Ernest Hemingway © Yousuf Karsh 1957
Winston Churchill © Yousuf Karsh 1941

Haynes Galleries Presents a Collection of Extraordinary Portraits by Yousuf Karsh.

KARSH Exhibition Featuring Large Format And Vintage Silver Gelatin Prints Opening Reception, September 3, 2010, 6-9PM

THOMASTON, Maine – One of the most important portrait photographers of the 20th Century, Yousuf Karsh reveals the sometimes-veiled character of his famous sitters – often times through the element of surprise. Best known for his grumpy Churchill portrait, Karsh’s photography exemplifies a remarkable talent for capturing not only an intimate moment with the subject, but the essence of a personality as well.

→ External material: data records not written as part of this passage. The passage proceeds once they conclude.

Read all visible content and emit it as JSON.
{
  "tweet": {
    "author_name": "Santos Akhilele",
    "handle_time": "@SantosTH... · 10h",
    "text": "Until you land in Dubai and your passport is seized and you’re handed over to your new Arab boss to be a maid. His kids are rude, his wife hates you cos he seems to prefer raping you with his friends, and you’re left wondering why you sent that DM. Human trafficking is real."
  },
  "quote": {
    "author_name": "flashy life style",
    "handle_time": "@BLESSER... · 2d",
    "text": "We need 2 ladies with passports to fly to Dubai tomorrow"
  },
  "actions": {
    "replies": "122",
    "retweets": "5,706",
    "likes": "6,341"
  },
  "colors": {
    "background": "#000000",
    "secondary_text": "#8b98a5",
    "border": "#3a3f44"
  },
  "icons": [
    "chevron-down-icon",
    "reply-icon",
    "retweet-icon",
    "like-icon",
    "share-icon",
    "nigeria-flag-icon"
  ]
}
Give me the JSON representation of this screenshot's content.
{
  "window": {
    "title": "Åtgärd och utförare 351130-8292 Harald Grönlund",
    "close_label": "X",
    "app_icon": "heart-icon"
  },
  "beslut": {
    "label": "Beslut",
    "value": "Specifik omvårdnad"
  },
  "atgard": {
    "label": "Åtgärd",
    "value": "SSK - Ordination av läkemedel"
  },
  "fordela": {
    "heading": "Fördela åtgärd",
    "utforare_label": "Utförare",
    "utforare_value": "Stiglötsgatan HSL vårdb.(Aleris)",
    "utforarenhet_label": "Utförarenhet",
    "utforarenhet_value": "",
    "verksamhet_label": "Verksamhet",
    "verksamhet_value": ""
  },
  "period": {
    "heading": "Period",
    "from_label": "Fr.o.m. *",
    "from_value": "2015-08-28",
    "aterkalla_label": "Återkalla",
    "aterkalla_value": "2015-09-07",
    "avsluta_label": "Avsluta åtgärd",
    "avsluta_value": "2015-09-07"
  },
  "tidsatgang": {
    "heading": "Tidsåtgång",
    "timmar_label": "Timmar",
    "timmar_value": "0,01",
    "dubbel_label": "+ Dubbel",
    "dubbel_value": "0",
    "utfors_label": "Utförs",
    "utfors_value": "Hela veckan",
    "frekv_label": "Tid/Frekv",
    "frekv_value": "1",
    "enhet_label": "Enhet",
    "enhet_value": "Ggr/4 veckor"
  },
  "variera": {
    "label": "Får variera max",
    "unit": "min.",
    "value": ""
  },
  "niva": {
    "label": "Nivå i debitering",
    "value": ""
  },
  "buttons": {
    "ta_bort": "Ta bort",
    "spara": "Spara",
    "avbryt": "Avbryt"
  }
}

“There is a brief moment when all there is in a mans mind and soul and spirit is reflected through his eyes, his hands, his attitude. This is the moment to record” -Yousuf Karsh

The Churchill photograph catapulted the young artist into international fame when it was published in Life magazine and has since become one of the most widely reproduced photographs of all times. Karsh photographed hundreds of influential and famous people during his lifetime. Important 20th Century figures, artists, athletes, thinkers, writers, philosophers, musicians, actors, and composers were said to be “Karshed”, which meant that they had reached celebrity status.

Karsh is known to have carefully researched each sitter as part of his “homework” before each photography session. He felt it necessary to know about each of his sitters to help him better understand them. Amused that he did not always have a clear understanding of his research results, Karsh mused that during his research on Ernest Hemingway, he inquire about the writer’s preferred drink with a his favorite Havana eating establishment. The following morning when Hemingway asked Karsh if he would like something to drink, Karsh requested the writer’s favorite drink, a daiquiri. To that, Hemingway remonstrated “at this hour of the day!”

Although a master at studio lighting, Karsh often went onsite to photograph his sitters. When Pablo Picasso told Karsh to meet him at his ceramic gallery, Picasso’s ceramic dealer told him not to expect the artist to show up. Karsh commented that the “old lion” not only kept his appointment but wore a new shirt. Picasso moved instinctively into position next to the vase, and Karsh snapped the photograph.

Artist Joan Miro was described as looking like a banker on holiday when he arrived for his photo shoot. Karsh said that it was only when he suggested that the painter don his work clothes that the artist’s playful expressions appeared that he captured in the photo.

Karsh became an artistic icon during his life and truly remains as one of the most influential artists of all time. He went on to win numerous awards and publish fifteen books of his work. His photographs can be found in such collections as the Art Institute of Chicago, The Metropolitan Museum of Art, and the International Museum of Photography. In 2000, Karsh was named as one of the 100 most notable people of the century by the International Who’s Who.

The KARSH exhibit features fifteen large scale portraits as well as vintage photographs by the artist. Included in this exhibit are portraits of artists Pablo Picasso, Georgia O’Keeffe, Joan Miro, and Marc Chagall and Finnish composer Jean Sibelius and the Spanish Cellist Pablo Casals. Some of the greatest thinkers of the 20th Century such as Albert Einstein, Albert Schweitzer, Helen Keller with Polly Thompson, and Jacque Couseteau and writers Ernest Hemingway, George Bernard Shaw and Robert Frost are also included in the exhibit. And finally, “The Greatest” himself, Muhammad Ali, will be on display through the end of September.

Haynes Galleries will host an opening reception on Friday, September 3rd at 91 Main Street in Thomaston, Maine from 6-9PM. Both the exhibit and the reception are open to the public free of charge. The exhibit runs through October 1, 2010. For more information about this exhibit or to schedule a private viewing, please contact Haynes Galleries.